The Marlins are in desperate need of starting pitching, but they would be taking a gamble about the health of Matz and Harvey. While the Mets have their issues with Robles, he’s not exactly a throw-in.

The Marlins are so desperate to get rid of Stanton’s salary they just might bite on this proposal. As for the Mets, this would be so ballsy of them to pull it off.  And, if they did, I promise I wouldn’t rip GM Sandy Alderson ever again.

Or, at least not until Opening Day.

Sep 13

Mets Wrap: LaTroy Hawkins Still Has The Right Stuff

When the New York Mets begin their annual winter task of building their bullpen, they’d be wise to consider three names instrumental in beating Miami tonight at Citi Field.

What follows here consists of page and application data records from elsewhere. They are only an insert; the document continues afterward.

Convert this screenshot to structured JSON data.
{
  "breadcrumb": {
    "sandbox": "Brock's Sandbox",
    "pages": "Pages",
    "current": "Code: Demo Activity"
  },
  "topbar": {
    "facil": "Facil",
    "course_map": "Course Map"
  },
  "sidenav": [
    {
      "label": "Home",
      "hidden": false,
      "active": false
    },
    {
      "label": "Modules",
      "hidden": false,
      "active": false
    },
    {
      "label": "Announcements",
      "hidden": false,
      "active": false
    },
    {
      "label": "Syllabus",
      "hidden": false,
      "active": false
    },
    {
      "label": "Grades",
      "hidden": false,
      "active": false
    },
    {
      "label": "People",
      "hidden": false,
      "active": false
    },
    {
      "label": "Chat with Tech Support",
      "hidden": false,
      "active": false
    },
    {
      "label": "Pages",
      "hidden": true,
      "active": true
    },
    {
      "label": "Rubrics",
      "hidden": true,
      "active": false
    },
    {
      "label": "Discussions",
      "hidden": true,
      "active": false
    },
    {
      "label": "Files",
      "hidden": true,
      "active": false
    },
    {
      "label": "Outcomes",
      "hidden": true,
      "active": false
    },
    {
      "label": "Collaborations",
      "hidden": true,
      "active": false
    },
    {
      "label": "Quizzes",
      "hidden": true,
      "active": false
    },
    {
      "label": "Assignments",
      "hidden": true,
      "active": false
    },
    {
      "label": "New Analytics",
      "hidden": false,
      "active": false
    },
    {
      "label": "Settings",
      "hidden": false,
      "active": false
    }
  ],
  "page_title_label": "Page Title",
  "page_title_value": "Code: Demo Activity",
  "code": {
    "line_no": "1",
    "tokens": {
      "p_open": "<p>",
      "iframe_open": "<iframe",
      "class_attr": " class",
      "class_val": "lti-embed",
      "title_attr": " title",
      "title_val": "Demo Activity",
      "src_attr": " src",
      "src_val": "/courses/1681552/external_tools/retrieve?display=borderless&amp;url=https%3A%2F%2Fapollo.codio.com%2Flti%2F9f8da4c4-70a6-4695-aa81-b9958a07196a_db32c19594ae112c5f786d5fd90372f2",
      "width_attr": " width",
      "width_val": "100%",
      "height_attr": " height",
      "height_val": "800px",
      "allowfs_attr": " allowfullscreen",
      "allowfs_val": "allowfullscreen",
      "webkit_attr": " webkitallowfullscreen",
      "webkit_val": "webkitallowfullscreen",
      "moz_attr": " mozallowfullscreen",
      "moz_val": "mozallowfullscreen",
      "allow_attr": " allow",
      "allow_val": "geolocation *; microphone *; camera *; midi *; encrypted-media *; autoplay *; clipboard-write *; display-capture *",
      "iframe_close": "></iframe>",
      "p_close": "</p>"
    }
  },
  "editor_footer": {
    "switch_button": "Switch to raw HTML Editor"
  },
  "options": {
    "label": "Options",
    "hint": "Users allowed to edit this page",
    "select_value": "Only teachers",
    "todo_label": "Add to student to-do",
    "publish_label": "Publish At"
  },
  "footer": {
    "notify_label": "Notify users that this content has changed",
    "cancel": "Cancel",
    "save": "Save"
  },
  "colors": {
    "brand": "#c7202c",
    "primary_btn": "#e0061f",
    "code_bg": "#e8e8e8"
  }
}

Yes, Lucas Duda gets props for a three-run homer, Jon Niese pitched into the seventh, and Andrew Brown took advantage of a rare start by hitting a mammoth home run, but the Mets might not have won without Vic Black, Pedro Feliciano and LaTroy Hawkins.

HAWKINS: Still has it. (AP)

HAWKINS: Still has it. (AP)

By definition, winning 4-3 is not a slam-dunk, but a study of perseverance and endurance. Those three carried the Mets to the end.

Hawkins has been solid all year in a set-up role, and despite his reservations, assumed the closer role when Bobby Parnell went down and excelled, picking up his ninth save with a 1-2-3 ninth highlighted by a classic punch-out of Giancarlo Stanton, who already hit two homers.

In a masterful display, Hawkins got ahead 0-and-2 with two inside fastballs. Stanton wouldn’t bite on two down-and-away sliders to even the count 2-and-2. But, fearless as usual, Hawkins blew away Stanton inside with a 94 mph. fastball.

At 40, most teams might consider Hawkins an afterthought in constructing a bullpen, but he still has the fastball plus the guile that can’t be measured by a radar gun.

Not only does he get the job done, but he’s an invaluable and calming influence to the younger relievers and in the clubhouse.

My favorite Hawkins moment came at mid-season when the Mets – including manager Terry Collins – danced around the Jordany Valdespin saga. However, Hawkins, a proud veteran, called it as he saw it and wouldn’t let the immature Valdespin off the hook.

Meanwhile, Feliciano doesn’t throw in the 90s, but is still an effective lefty specialist and last night closed the eighth by getting Christian Yelich on a grounder to second.

If used properly – which is to say sparingly and not wear him out – Feliciano is still a plus.

The Mets don’t know Parnell’s availability next year after undergoing neck surgery. They must assume they won’t have him, at least at the start.

They’ll need a closer and Black, who throws in the mid-90s, could emerge as the choice. In preparing for next season, Collins should use Black in as many pressure situations as possible.

Of course, the bullpen key for 2014 is Parnell. If healthy, the three could slot in behind him and GM Sandy Alderson’s bullpen reclamation would be halfway done.

The key to a strong bullpen is having quality starters capable of working deep into the game as Niese did last night. The fewer innings the bullpen works, the more effective.

Your comments are greatly appreciated and I will attempt to respond. Follow me on Twitter @jdelcos